NATO Secretary General Jens Stoltenberg has touted the 30-nation military alliance summit as a “historic” opportunity to strengthen it in the face of Russian aggression against Ukraine.
Larger troop commitments on the eastern flank of Russia’s border bloc and its ally Belarus are expected. The alliance’s 10-year strategic concept is expected to place new emphasis on verifying China’s military ambitions, which US officials say are spreading beyond Asia and into Africa.
But the summit also promises to shine a light on differences. Turkey is blocking the rapid admission of Sweden and Finland, urging the two to change their stance on Kurdish rebels whom Turkey considers terrorists.
Sweden and Finland are invited to Madrid, but it is uncertain whether Turkish President Recep Tayyip Erdogan will move anytime soon. A senior German official, speaking on condition of anonymity in accordance with department rules, said Berlin was confident a solution could be found but “given the historical dimension, it is not a disaster if we we need a few more weeks.”
Returning from a trip to Finland, Latvia and Turkey with a bipartisan Senate Intelligence Committee delegation, U.S. Senator Angus King said on Tuesday it was too early to say whether a resolution might be reached soon, but it probably won’t. be made by Madrid.
While Ukraine has dominated the preparation for the summits, the leaders also have other priorities.
At the G-7, Scholz hopes to rally his guests around his proposal for an international “climate club”. He said he wanted to use the German presidency to make the G-7 the “core” of such a club, which would be open to all.

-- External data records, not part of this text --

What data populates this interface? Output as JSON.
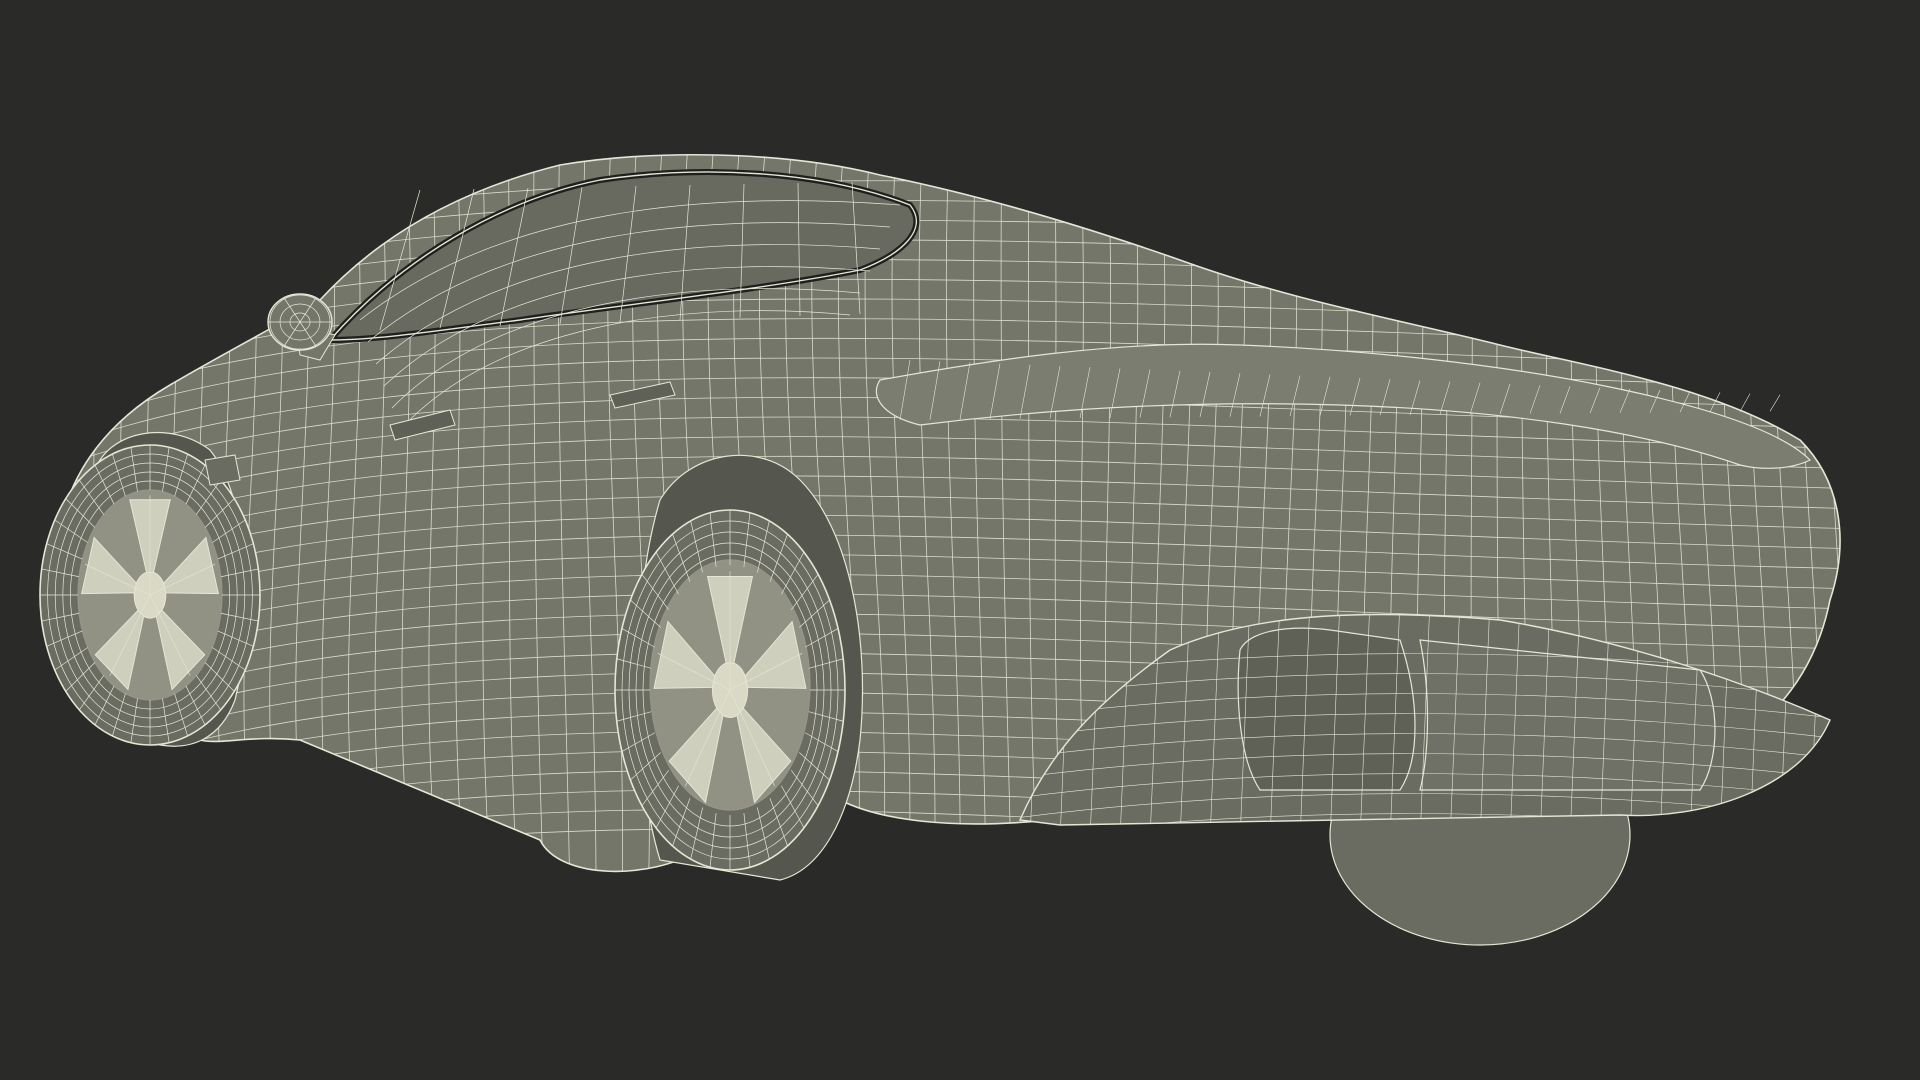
{
  "scene": {
    "subject": "car-wireframe-render",
    "colors": {
      "background": "#2a2a28",
      "body_fill": "#74766a",
      "body_shadow": "#5f6157",
      "body_light": "#888a7e",
      "wire": "#e6e6d6",
      "wire_dim": "#c9c9b8",
      "glass": "#686a5f",
      "wheel_fill": "#6a6c61",
      "rim_fill": "#d9d9c6"
    }
  }
}
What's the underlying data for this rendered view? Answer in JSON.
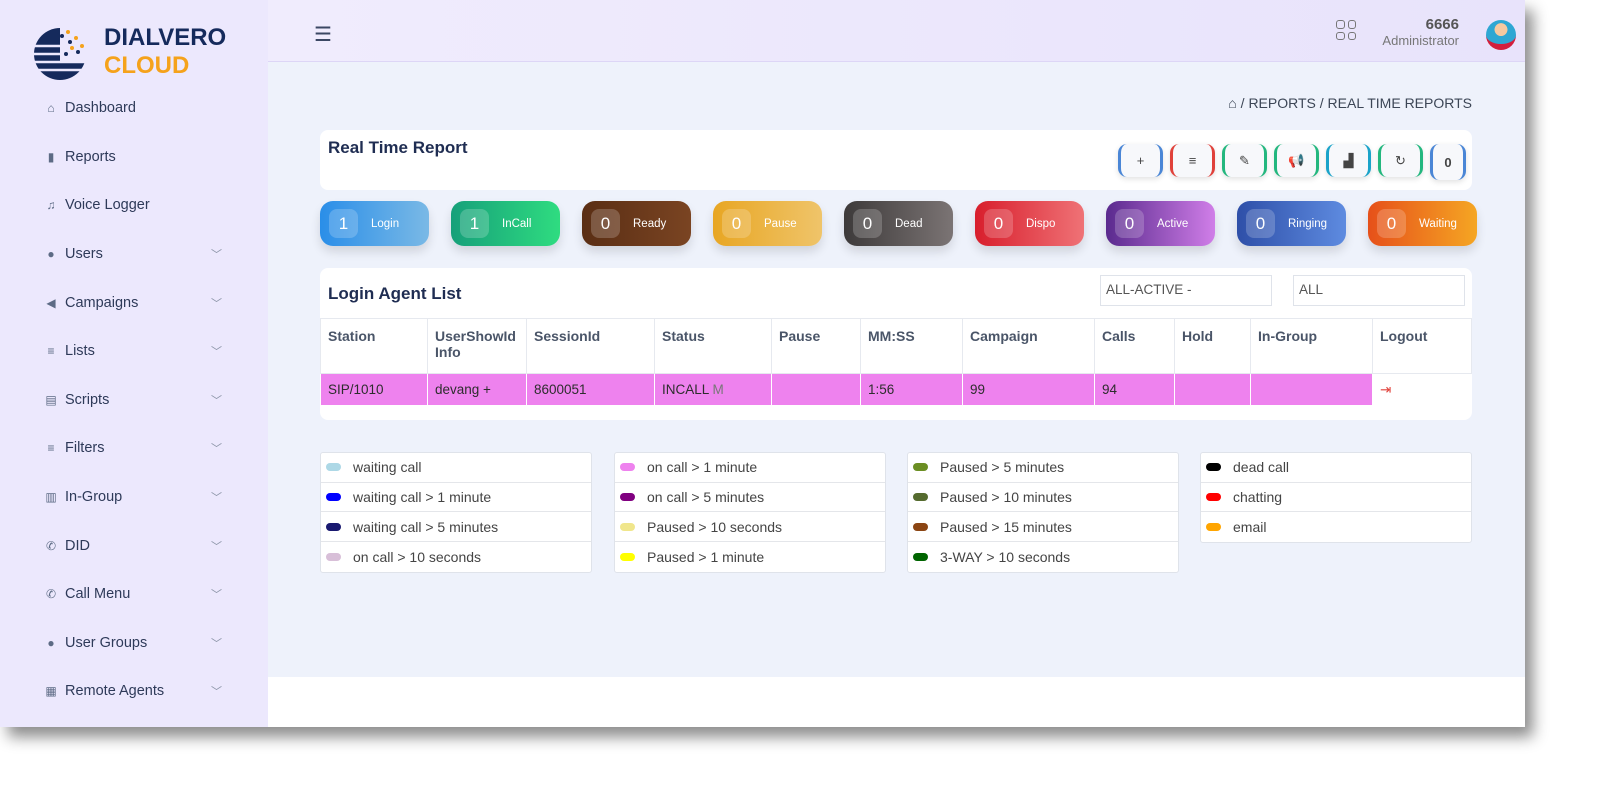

Last month, G-7 ministers announced that they would aim to largely end greenhouse gas emissions from their electricity sectors by 2035 and aim for a “highly decarbonized road sector of ‘here 2030’. And they recognized for the first time the need to provide developing countries with additional financial assistance to deal with the loss and damage caused by global warming.
Activists are hoping for something more concrete.
Ugandan activist Vanessa Nakate said leaders must “reaffirm their commitment to ending fossil fuel funding abroad” amid fears of backsliding in a rush for alternatives to Russian gas.
Samuel Petrequin in Brussels, Joseph Wilson in Barcelona, Spain, and Zeke Miller in Washington, contributed to this report.